Video_1_From the Laboratory to the Classroom: The Potential of Functional Near-Infrared Spectroscopy in Educational Neuroscience.MP4

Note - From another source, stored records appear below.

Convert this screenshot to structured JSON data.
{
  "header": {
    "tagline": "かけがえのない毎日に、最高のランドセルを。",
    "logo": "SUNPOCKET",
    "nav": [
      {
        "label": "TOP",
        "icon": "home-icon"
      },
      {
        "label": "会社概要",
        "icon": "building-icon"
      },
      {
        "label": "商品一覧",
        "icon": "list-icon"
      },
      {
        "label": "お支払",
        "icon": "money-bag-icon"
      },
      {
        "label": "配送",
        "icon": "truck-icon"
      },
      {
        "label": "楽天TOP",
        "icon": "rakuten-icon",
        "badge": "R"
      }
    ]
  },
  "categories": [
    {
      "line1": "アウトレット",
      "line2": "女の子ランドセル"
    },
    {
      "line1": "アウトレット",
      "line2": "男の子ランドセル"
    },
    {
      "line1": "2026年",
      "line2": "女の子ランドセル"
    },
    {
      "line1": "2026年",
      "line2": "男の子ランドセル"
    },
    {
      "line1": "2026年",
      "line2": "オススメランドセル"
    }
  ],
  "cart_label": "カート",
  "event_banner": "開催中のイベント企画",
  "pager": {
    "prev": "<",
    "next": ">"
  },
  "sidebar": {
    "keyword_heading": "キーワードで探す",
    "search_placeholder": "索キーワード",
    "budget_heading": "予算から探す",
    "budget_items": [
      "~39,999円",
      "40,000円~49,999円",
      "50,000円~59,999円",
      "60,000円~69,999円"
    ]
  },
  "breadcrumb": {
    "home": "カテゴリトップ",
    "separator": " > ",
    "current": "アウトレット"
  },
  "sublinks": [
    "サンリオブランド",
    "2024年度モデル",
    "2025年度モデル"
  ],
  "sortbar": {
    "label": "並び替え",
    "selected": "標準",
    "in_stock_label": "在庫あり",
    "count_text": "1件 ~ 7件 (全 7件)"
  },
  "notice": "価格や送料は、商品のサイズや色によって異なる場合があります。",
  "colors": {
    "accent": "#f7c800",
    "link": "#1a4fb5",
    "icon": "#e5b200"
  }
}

Paralleling two decades of growth in the emergent field known as educational neuroscience is an increasing concern that educational practices and programs should be evidence-based, however, the idea that neuroscience could potentially influence education is controversial. One of the criticisms, regarding applications of the findings produced in this discipline, concerns the artificiality of neuroscientific experiments and the oversimplified nature of the tests used to investigate cognitive processes in educational contexts. The simulations may not account for all of the variables present in real classroom activities. In this study, we aim to get a step closer to the formation of data-supported classroom methodologies by employing functional near-infrared spectroscopy in various experimental paradigms. First, we present two hyperscanning scenarios designed to explore realistic interdisciplinary contexts, i.e., the classroom. In a third paradigm, we present a case study of a single student evaluated with functional near-infrared spectroscopy and mobile eye-tracking glasses. These three experiments are performed to provide proofs of concept for the application of functional near-infrared spectroscopy in scenarios that more closely resemble authentic classroom routines and daily activities. The goal of our study is to explore the potential of this technique in hopes that it offers insights in experimental design to investigate teaching-learning processes during teacher-student interactions.